Montague grammar

/ (ˈmɒntəˌɡjuː) /

noun

logic linguistics a model-theoretic semantic theory for natural language that seeks to encompass indexical expressions and opaque contexts within an extensional theory by constructing set-theoretic representations of the intension of an expression in terms of functions of possible worlds

QUIZZES

WHO SAID IT: A QUIZ ON PRESIDENTIAL WIT AND WISDOM

Think you know your presidents? Take this quiz and see if you can match the style, wit, and ideology of these memorable lines to the right POTUS.
Question 1 of 9
“I do believe that the buck stops here, that I cannot rely upon public opinion polls to tell me what is right.

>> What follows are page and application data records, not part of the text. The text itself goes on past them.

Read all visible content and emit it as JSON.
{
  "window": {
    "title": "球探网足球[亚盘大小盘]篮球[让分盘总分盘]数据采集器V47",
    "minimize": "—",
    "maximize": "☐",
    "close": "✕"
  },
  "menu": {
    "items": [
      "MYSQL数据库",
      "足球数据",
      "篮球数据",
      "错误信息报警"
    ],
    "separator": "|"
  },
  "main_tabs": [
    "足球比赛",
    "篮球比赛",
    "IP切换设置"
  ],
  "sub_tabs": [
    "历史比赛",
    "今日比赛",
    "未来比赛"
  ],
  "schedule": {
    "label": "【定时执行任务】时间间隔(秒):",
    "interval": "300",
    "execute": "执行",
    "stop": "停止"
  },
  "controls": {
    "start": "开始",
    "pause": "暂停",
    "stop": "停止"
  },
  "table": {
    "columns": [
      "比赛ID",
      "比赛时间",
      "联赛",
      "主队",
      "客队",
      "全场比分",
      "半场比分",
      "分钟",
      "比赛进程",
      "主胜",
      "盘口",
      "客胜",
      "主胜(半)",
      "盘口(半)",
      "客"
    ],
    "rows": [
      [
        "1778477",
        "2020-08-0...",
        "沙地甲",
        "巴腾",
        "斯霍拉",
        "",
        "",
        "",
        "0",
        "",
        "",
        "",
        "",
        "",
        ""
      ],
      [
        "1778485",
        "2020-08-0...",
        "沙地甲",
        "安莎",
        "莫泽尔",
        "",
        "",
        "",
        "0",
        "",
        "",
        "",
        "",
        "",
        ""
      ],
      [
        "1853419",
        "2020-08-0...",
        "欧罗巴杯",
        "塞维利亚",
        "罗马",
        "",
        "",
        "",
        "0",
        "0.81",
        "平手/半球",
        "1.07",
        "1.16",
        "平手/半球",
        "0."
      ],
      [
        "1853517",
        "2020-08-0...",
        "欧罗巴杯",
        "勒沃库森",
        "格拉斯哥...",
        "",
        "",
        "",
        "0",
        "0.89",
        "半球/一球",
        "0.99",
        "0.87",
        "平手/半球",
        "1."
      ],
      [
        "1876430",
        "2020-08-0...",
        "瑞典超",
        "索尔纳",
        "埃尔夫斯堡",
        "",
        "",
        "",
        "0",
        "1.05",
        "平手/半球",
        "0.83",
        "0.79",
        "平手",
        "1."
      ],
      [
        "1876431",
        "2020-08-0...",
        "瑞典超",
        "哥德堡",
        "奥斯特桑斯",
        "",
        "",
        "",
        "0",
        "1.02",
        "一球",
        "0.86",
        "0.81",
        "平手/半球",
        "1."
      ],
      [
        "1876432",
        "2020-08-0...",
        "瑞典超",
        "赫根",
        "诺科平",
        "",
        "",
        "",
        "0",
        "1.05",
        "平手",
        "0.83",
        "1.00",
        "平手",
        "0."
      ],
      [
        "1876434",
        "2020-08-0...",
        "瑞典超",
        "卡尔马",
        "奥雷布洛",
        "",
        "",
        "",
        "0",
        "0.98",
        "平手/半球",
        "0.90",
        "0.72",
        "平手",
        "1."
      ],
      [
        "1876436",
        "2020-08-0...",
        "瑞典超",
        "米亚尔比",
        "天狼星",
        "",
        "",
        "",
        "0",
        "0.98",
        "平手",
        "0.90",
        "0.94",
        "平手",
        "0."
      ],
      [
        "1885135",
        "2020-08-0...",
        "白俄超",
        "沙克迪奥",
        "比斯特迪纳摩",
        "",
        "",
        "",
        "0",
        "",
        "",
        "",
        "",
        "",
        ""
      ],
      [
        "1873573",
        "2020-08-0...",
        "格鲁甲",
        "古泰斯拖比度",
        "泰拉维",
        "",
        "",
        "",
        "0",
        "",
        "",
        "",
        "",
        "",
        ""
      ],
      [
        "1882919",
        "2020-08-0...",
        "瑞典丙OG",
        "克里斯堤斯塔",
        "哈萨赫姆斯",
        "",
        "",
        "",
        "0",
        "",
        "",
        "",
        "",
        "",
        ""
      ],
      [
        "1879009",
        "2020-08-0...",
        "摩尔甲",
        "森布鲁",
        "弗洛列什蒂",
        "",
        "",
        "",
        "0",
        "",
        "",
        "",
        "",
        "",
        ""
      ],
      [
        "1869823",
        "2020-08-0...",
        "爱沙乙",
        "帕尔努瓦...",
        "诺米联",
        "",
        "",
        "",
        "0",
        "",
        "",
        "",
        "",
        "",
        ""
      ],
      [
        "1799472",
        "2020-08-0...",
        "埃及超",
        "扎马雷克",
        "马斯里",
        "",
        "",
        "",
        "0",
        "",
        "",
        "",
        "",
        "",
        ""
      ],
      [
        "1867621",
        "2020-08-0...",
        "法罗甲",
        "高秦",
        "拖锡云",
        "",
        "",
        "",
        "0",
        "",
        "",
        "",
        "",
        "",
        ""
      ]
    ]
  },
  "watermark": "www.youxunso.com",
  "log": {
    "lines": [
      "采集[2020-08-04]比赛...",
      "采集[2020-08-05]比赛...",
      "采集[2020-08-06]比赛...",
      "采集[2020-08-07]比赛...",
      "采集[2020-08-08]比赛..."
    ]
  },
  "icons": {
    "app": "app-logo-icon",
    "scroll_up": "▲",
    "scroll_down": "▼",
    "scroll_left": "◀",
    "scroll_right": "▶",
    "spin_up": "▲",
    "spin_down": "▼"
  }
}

I do believe that right makes might and that if I am wrong, 10 angels swearing I was right would make no difference.”

Word Origin for Montague grammar

named after Richard Merett Montague (1930–71), US logician
Collins English Dictionary - Complete & Unabridged 2012 Digital Edition © William Collins Sons & Co. Ltd. 1979, 1986 © HarperCollins Publishers 1998, 2000, 2003, 2005, 2006, 2007, 2009, 2012